The primary purpose of this proposed research training project is to enhance the applicant's ability to succeed in a research career in neuroimaging and neuromodulatory methods as they apply to clinical populations. The applicant will acquire important skills in acquisition and analysis of electroencephalography (EEG) data and the application of transcranial direct current stimulation (tDCS) in a clinical population. The proposed research also aims to examine the utility of an inexpensive, easily applied intervention technique (tDCS) for mitigation of cognitive dysfunction associated with Fetal Alcohol Spectrum Disorders (FASD). Recent behavioral and neuroimaging research from our lab and others has demonstrated diminished attention and increased risky decision making in participants with FASD compared to healthy controls. Interestingly, our lab and others have also recently found that these cognitive processes can be improved using tDCS. It is therefore hypothesized that tDCS may be useful for treatment of dysfunction in attention and risky decision making related to FASD. The most effective placement for tDCS enhancement of attention and reduction of risky decision making will first be determined using the sustained attention to response task and the Cambridge gambling task, respectively.

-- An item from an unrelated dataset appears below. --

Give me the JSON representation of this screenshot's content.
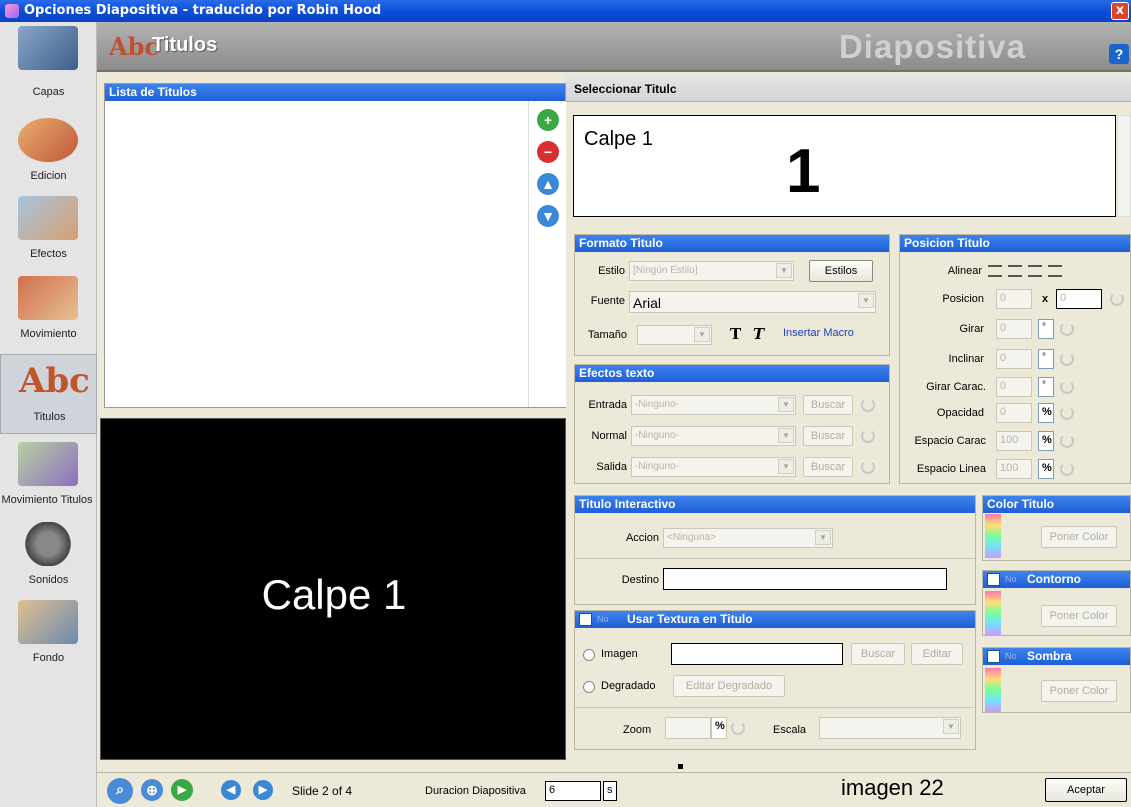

Behavioral and EEG data will be used as a metric for the effectiveness of tDCS. Following this experiment in healthy controls, young adults with FASD will be examined using this/these tDCS electrode placements. By completing the aims outlined in this proposal, the applicant will learn methods for quantification and analysis of EEG data. He will also learn to utilize previous experience with tDCS in healthy participants for application to those with FASD, and the applicant will be trained in the planning, execution, and communication of research, with the goal of becoming an independent researcher. Results obtained in the experiments outlined in this proposal may be clinically relevant as well. It is expected that tDCS will produce strong behavioral and electrophysiological effects for both attention and risky decision making. The results of these experiments have the potential to provide a safe and inexpensive therapeutic technique for alleviating the effects of FASD.
Transcranial direct current stimulation (tDCS) is a relatively non-invasive, inexpensive, and safe method to alter brain function and behavior. TDCS has been shown in our pilot studies and published research to increase attention and reduce risky decision making. These same cognitive processes are affected in patients diagnosed with fetal alcohol spectrum disorder (FASD) in our pilot studies and in other published research. In this proposed research training plan, the utility of tDCS for treatment of cognitive deficits in FASD will be examined. The results of these experiments have the potential to provide a safe and inexpensive therapeutic technique for alleviating the effects of FASD, a prevalent and costly disorder.